TASK DIRECTIONS
Print every record below exactly as it stands.

[Items from a dataset]
- Opening Delimiter -

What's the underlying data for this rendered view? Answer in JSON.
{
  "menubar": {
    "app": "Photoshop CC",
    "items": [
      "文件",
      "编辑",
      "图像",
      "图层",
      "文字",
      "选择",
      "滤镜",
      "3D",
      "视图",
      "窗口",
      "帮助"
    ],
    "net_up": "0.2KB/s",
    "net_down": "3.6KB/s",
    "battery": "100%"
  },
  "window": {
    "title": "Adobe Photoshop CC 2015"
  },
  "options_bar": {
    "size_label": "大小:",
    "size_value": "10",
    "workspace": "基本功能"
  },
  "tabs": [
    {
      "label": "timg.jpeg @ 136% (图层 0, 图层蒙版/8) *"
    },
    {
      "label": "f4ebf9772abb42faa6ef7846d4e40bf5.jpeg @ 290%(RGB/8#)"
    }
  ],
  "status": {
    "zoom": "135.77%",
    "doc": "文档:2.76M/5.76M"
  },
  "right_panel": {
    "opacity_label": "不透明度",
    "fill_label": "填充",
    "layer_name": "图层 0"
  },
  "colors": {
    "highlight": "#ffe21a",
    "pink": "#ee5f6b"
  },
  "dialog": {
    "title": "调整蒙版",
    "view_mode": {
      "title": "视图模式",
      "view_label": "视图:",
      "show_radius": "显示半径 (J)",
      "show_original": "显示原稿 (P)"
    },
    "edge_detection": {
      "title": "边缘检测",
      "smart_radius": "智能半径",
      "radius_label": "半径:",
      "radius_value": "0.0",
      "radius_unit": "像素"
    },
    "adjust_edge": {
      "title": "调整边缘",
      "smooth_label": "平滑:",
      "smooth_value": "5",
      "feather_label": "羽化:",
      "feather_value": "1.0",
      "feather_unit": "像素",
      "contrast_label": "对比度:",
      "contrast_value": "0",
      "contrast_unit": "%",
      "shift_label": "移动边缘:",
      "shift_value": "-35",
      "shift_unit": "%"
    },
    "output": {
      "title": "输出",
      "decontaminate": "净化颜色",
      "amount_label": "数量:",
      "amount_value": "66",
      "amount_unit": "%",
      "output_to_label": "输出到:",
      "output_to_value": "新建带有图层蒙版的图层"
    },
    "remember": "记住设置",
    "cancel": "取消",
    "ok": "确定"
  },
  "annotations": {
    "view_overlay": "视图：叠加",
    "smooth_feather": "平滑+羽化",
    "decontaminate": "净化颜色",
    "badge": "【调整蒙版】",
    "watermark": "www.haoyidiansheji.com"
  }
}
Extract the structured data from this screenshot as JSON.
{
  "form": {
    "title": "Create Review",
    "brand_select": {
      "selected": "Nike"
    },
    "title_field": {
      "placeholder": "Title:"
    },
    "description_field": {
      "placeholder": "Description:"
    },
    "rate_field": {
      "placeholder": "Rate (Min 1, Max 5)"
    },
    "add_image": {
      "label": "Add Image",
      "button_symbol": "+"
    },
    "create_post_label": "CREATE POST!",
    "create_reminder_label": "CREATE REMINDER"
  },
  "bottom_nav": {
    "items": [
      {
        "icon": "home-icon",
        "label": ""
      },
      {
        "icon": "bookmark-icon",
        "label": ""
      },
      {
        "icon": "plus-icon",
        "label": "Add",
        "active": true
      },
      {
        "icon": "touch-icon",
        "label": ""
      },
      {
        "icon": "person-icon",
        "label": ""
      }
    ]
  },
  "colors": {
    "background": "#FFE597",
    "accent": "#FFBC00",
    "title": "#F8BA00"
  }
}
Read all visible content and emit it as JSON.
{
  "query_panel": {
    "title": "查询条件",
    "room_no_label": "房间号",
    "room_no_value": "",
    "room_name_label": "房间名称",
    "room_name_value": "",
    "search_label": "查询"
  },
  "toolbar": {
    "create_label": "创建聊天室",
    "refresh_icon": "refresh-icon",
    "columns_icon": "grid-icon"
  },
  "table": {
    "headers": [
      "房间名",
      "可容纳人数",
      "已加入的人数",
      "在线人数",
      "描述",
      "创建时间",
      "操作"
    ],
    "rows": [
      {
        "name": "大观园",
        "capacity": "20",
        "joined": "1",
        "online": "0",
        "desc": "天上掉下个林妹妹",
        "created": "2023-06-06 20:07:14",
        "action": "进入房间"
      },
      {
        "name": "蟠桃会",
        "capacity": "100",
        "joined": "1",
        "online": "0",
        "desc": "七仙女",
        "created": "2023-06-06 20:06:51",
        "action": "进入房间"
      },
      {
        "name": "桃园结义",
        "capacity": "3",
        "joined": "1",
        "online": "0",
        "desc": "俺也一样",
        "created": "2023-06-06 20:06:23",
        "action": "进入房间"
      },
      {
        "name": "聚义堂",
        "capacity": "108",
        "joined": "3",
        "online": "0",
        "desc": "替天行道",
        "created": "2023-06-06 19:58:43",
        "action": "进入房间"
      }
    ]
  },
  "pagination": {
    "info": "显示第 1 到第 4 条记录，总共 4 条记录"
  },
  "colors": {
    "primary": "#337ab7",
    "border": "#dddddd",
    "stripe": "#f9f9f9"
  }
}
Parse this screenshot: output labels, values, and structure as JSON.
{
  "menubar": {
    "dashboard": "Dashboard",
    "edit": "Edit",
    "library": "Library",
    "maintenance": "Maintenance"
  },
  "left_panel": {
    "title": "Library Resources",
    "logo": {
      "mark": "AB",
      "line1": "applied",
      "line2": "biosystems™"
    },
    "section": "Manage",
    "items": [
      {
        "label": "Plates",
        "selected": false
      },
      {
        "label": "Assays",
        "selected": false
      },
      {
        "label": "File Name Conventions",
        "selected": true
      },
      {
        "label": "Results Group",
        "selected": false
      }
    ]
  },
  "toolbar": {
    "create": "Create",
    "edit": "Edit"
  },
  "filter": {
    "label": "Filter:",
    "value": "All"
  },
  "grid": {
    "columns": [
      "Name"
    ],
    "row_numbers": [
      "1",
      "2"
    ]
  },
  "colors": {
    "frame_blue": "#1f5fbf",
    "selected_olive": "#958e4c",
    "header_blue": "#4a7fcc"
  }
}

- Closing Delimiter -

TASK RESULT
What's the underlying data for this rendered view? Answer in JSON.
{
  "menubar": {
    "app": "Photoshop CC",
    "items": [
      "文件",
      "编辑",
      "图像",
      "图层",
      "文字",
      "选择",
      "滤镜",
      "3D",
      "视图",
      "窗口",
      "帮助"
    ],
    "net_up": "0.2KB/s",
    "net_down": "3.6KB/s",
    "battery": "100%"
  },
  "window": {
    "title": "Adobe Photoshop CC 2015"
  },
  "options_bar": {
    "size_label": "大小:",
    "size_value": "10",
    "workspace": "基本功能"
  },
  "tabs": [
    {
      "label": "timg.jpeg @ 136% (图层 0, 图层蒙版/8) *"
    },
    {
      "label": "f4ebf9772abb42faa6ef7846d4e40bf5.jpeg @ 290%(RGB/8#)"
    }
  ],
  "status": {
    "zoom": "135.77%",
    "doc": "文档:2.76M/5.76M"
  },
  "right_panel": {
    "opacity_label": "不透明度",
    "fill_label": "填充",
    "layer_name": "图层 0"
  },
  "colors": {
    "highlight": "#ffe21a",
    "pink": "#ee5f6b"
  },
  "dialog": {
    "title": "调整蒙版",
    "view_mode": {
      "title": "视图模式",
      "view_label": "视图:",
      "show_radius": "显示半径 (J)",
      "show_original": "显示原稿 (P)"
    },
    "edge_detection": {
      "title": "边缘检测",
      "smart_radius": "智能半径",
      "radius_label": "半径:",
      "radius_value": "0.0",
      "radius_unit": "像素"
    },
    "adjust_edge": {
      "title": "调整边缘",
      "smooth_label": "平滑:",
      "smooth_value": "5",
      "feather_label": "羽化:",
      "feather_value": "1.0",
      "feather_unit": "像素",
      "contrast_label": "对比度:",
      "contrast_value": "0",
      "contrast_unit": "%",
      "shift_label": "移动边缘:",
      "shift_value": "-35",
      "shift_unit": "%"
    },
    "output": {
      "title": "输出",
      "decontaminate": "净化颜色",
      "amount_label": "数量:",
      "amount_value": "66",
      "amount_unit": "%",
      "output_to_label": "输出到:",
      "output_to_value": "新建带有图层蒙版的图层"
    },
    "remember": "记住设置",
    "cancel": "取消",
    "ok": "确定"
  },
  "annotations": {
    "view_overlay": "视图：叠加",
    "smooth_feather": "平滑+羽化",
    "decontaminate": "净化颜色",
    "badge": "【调整蒙版】",
    "watermark": "www.haoyidiansheji.com"
  }
}
Extract the structured data from this screenshot as JSON.
{
  "form": {
    "title": "Create Review",
    "brand_select": {
      "selected": "Nike"
    },
    "title_field": {
      "placeholder": "Title:"
    },
    "description_field": {
      "placeholder": "Description:"
    },
    "rate_field": {
      "placeholder": "Rate (Min 1, Max 5)"
    },
    "add_image": {
      "label": "Add Image",
      "button_symbol": "+"
    },
    "create_post_label": "CREATE POST!",
    "create_reminder_label": "CREATE REMINDER"
  },
  "bottom_nav": {
    "items": [
      {
        "icon": "home-icon",
        "label": ""
      },
      {
        "icon": "bookmark-icon",
        "label": ""
      },
      {
        "icon": "plus-icon",
        "label": "Add",
        "active": true
      },
      {
        "icon": "touch-icon",
        "label": ""
      },
      {
        "icon": "person-icon",
        "label": ""
      }
    ]
  },
  "colors": {
    "background": "#FFE597",
    "accent": "#FFBC00",
    "title": "#F8BA00"
  }
}
Read all visible content and emit it as JSON.
{
  "query_panel": {
    "title": "查询条件",
    "room_no_label": "房间号",
    "room_no_value": "",
    "room_name_label": "房间名称",
    "room_name_value": "",
    "search_label": "查询"
  },
  "toolbar": {
    "create_label": "创建聊天室",
    "refresh_icon": "refresh-icon",
    "columns_icon": "grid-icon"
  },
  "table": {
    "headers": [
      "房间名",
      "可容纳人数",
      "已加入的人数",
      "在线人数",
      "描述",
      "创建时间",
      "操作"
    ],
    "rows": [
      {
        "name": "大观园",
        "capacity": "20",
        "joined": "1",
        "online": "0",
        "desc": "天上掉下个林妹妹",
        "created": "2023-06-06 20:07:14",
        "action": "进入房间"
      },
      {
        "name": "蟠桃会",
        "capacity": "100",
        "joined": "1",
        "online": "0",
        "desc": "七仙女",
        "created": "2023-06-06 20:06:51",
        "action": "进入房间"
      },
      {
        "name": "桃园结义",
        "capacity": "3",
        "joined": "1",
        "online": "0",
        "desc": "俺也一样",
        "created": "2023-06-06 20:06:23",
        "action": "进入房间"
      },
      {
        "name": "聚义堂",
        "capacity": "108",
        "joined": "3",
        "online": "0",
        "desc": "替天行道",
        "created": "2023-06-06 19:58:43",
        "action": "进入房间"
      }
    ]
  },
  "pagination": {
    "info": "显示第 1 到第 4 条记录，总共 4 条记录"
  },
  "colors": {
    "primary": "#337ab7",
    "border": "#dddddd",
    "stripe": "#f9f9f9"
  }
}
Parse this screenshot: output labels, values, and structure as JSON.
{
  "menubar": {
    "dashboard": "Dashboard",
    "edit": "Edit",
    "library": "Library",
    "maintenance": "Maintenance"
  },
  "left_panel": {
    "title": "Library Resources",
    "logo": {
      "mark": "AB",
      "line1": "applied",
      "line2": "biosystems™"
    },
    "section": "Manage",
    "items": [
      {
        "label": "Plates",
        "selected": false
      },
      {
        "label": "Assays",
        "selected": false
      },
      {
        "label": "File Name Conventions",
        "selected": true
      },
      {
        "label": "Results Group",
        "selected": false
      }
    ]
  },
  "toolbar": {
    "create": "Create",
    "edit": "Edit"
  },
  "filter": {
    "label": "Filter:",
    "value": "All"
  },
  "grid": {
    "columns": [
      "Name"
    ],
    "row_numbers": [
      "1",
      "2"
    ]
  },
  "colors": {
    "frame_blue": "#1f5fbf",
    "selected_olive": "#958e4c",
    "header_blue": "#4a7fcc"
  }
}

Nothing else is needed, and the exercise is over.